You may not know this, but there is a professional women's football league here in America and their season starts next weekend.
Pittsburgh agency GarrisonHughes, which promises big agency experience without the big agency bar tabs (doesn't sound like a lot fun), is handling a campaign for the "world champion" Pittsburgh Passion...a team that will passionately destroy you and any remnant of your masculinity if you make fun of them.
The copy is cute and the ad is a great use of a stock photography and, to top it all off, we've all learned that there is a professional women's football league.
Win, win, win.
Power Panel: The Internet Economy. It's an amalgam of nonsense. What's a power panel (Ariel asks)? What does it mean to discuss the internet economy?
It turns out discussing the internet economy is a lot like discussing the US economy. Conversation goes in circles, common frets are repeated to a fever pitch, and the most influential players tread shallow water.
It's Noise Awareness Day today...or at least that is what the good people at Electrolux, who are launching a new campaign featuring their quieter appliances, are saying. No, I don't know how to be any more aware of noise either.
Electrolux even has a a blog about the campaign, though it is updated about as often as Bob Garfield's.
I am, personally, am very noise aware, both of the wheezing of my soon-to-die refrigerator (luckily, as a bachelor, all that is in there is Sierra Nevada, Poland Spring and some old pieces of cheese) and of the newlywed couple who has just moved in next door. We share a bedroom wall. The decibels are far too high.
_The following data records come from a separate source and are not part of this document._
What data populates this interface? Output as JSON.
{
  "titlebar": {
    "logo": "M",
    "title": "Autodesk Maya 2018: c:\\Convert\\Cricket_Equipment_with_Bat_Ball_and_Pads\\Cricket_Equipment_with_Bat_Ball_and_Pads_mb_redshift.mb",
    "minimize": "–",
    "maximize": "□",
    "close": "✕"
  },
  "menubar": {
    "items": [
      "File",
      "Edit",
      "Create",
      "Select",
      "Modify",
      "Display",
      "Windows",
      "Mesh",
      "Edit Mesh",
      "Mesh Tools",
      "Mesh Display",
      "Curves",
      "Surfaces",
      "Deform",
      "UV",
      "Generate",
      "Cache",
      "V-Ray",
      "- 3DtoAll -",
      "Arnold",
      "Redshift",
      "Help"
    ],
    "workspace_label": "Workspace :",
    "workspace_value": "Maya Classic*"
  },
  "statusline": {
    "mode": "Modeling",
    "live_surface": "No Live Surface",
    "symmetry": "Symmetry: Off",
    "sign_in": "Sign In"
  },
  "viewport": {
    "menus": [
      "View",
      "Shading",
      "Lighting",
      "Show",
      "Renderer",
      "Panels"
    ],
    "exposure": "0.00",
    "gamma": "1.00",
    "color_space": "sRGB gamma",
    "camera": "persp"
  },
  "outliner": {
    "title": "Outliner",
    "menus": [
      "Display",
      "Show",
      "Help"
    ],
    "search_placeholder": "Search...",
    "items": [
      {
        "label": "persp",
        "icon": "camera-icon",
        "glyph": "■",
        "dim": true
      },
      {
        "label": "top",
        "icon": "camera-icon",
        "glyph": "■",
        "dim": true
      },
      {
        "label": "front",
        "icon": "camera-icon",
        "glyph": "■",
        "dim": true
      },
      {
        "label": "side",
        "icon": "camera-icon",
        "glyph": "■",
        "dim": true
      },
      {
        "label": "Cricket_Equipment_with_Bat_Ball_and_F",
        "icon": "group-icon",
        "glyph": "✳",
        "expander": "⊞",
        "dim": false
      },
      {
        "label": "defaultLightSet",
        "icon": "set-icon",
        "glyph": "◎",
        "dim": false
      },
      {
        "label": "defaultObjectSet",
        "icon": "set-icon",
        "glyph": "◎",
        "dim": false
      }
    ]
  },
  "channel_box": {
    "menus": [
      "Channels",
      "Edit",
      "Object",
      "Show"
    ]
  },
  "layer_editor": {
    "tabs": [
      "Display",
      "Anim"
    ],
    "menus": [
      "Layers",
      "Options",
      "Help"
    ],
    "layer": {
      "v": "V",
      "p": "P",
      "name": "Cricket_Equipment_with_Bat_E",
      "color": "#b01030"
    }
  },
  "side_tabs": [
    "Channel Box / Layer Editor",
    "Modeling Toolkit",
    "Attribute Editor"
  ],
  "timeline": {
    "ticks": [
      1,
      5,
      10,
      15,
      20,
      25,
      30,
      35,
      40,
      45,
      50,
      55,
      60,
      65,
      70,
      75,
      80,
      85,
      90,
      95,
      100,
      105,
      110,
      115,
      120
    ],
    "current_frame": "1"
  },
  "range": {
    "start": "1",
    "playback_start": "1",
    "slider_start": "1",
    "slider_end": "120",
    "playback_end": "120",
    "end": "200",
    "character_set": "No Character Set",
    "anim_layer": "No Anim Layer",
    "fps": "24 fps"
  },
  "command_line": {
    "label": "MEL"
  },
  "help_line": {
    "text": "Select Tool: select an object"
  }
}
Electrolux can at least help me with the first problem.
On my way to work today, I passed three Sovereign Bank employees wheeling around outside City Hall on Segways, handing out flyers. And not just any Segways, comically branded white & red Sovereign Bank Segways. It's part of Sovereign's spring marketing campaign to tell people about their $150 incentive to open checking accounts.
Now my colleague Amanda Mooney thought the Segways were a brilliant marketing gimmick only if your marketing goal was to make your brand look old and stodgy, and normally I would agree with her, but ever since Alexander Ovechkin & the Washington Capitals turned a Segway tour around DC into a hilarious media opportunity, I've been in favor of Segway marketing. Hey, they may look ridiculous, but at least we pay attention to them.
[Ed. We commented on Ford's new Drive One tagline earlier in March. Now Advertising Age comments. Now, we comment again.] Just when you think that re-designed cars that actually look good and drive well - step forward Ford Focus and Chevy Malibu - might position the American carmakers to start winning back the market share and brand battle that they have been so abjectly losing to their Japanese rivals, AdAge reports on Ford's new campaign, called "Drive One".
Have you driven a Ford lately, anyone?
Golf is kind of boring to watch. Go ahead, disagree with me in the comments section if you like, but everything about watching the sport on TV is sedated: the players, the crowds and even the announcers.
Watching Phil Mickelson in the new Crowne Plaza campaign by Fallon makes the sleep-inducing nature of golf telecasts all the more disappointing.
He is really funny.
Tired of other brands like Philips Norelco getting all the plaudits for groundbreaking and edgy work, Gillette has decided to get in to the "sex sells " game.
How have they done it? With a played-out green screen website that "teaches" guy how to kiss via a female teacher with her shirt halfway open (subtle, that one) and a creepy old man who may very well own a windowless white van.
Needless to say, I'm not particularly high on this idea.
Did you ever see that spot where Vinny Pastore beats the crap out of a printer, then gets a Kodak EasyPrint? This is part of Kodak TWO-OH, a bid to cash in on modernity by a brand that's been around since the beginning of time.
CMO Jeff Hayzlett of Kodak, who led the ad:tech opening keynote today, has an inferiority complex. He thinks he's too big. His suits are undoubtedly XXXL, his expressions cup-runneth-over, and his swaggers could alter the course of human minnows in a crowded hallway.
But in the hallowed sanctum, Jeff's big views and irrepressible personality are forcing an old brand to learn new tricks.
Today, my classmate Zach noticed this Zyrtec ad on telephone poles all over Boylston and Tremont street in Boston.
The flyer reads:
"Missing 2 Hours. Last Seen: While waiting for Claritin to start working. If found please call: 1-800-4-Zyrtec"
Not that this is any sort of scientifically-vetted research but considering Zach took the time to take it off a dirty Boston telephone pole and pass it around and show his friends, it definitely seems to have made an impact... and it achieved that effect without shutting the city down like other Boston-based guerrilla efforts. It was cool to see how simple copy scribbled with Sharpie on plain white paper taped to telephone poles around the city had the ability to cut through the clutter of its competitors' glossy ads.
We do it with cars. Why not with people? After all, most people want to know what they'll be riding before they ride it. The woman in this commercial for Auto Trader Canada isn't taking any risks before commencing her date.
Two other spots which follow similar scenarios are here and here.